Raptors and Rodenticide
Birds of Prey or “Raptors” are fascinating birds of our skies, or in the case of Owls, of the night.
Many of us would have experienced the exhilaration of watching raptors like Wedge-tailed Eagles and their total command of flight. Or an Osprey diving to superbly scoop a fish out of the water. Or an Owl floating silently across the road caught in our vehicle headlights. Or a Kestrel hovering in expectation over an open field

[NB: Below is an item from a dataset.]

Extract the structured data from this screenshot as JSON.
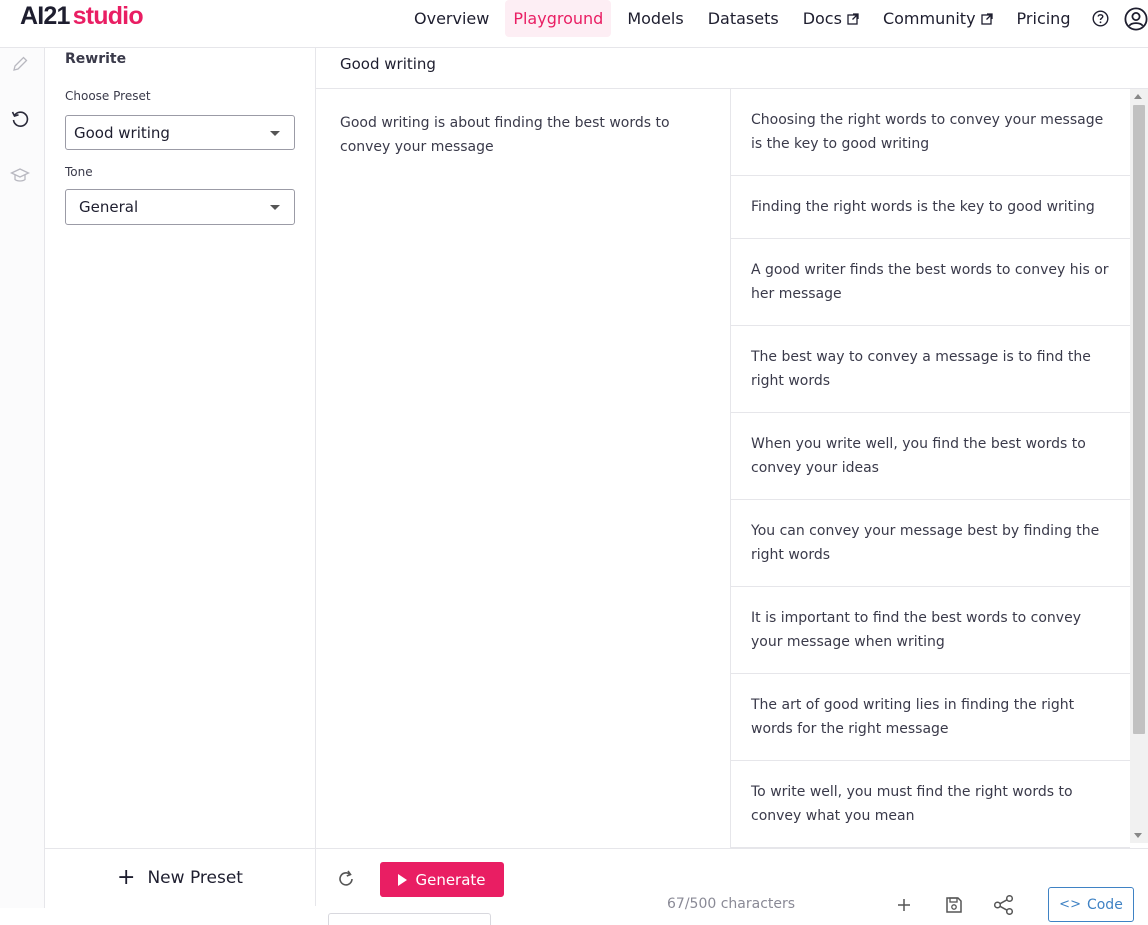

Powerful as they are, raptors suffer many threats to their survival. These increasingly include the dangers of feeding on rodents such as rats and mice which have been poisoned by anticoagulant rodenticide (ARs) set in the home or on the farm. Owls in particular take poisoned rats or mice because they are nocturnal (mainly Barn and Southern Boobook). Kestrels, Swamp Harriers, Kites (Black–shouldered and Whistling) and Goshawks (Brown and Collared Sparrow Hawk) are also affected.
Research here in WA has found 73% of samples tested from Boobook Owls had detectable exposure levels to ARs and 18% had levels high enough to kill them directly. Most of the toxins were second generation anticoagulants (SGARs) which take longer to break down in the body and can ultimately cause the death of the raptor. First generation ARs (FGARs) break down more quickly in the body and although harmful are not as lethal for raptors as SGARs.
There are alternatives to bait, including traps of various types but if you really do have to use bait, choose the less harmful rodenticide with the FGAR compounds “Warfarin” or “Coumatetralyl”. Avoid the more harmful SGARs containing “Brodifacoum” or “Bromadiolone”.
Raptors such as the Boobook and the Barn Owl are in decline and the evidence indicates that rodenticide is one of the main culprits. By poisoning these raptors indirectly in this way we are reducing the very predators that would help to control the rodent numbers in the first place.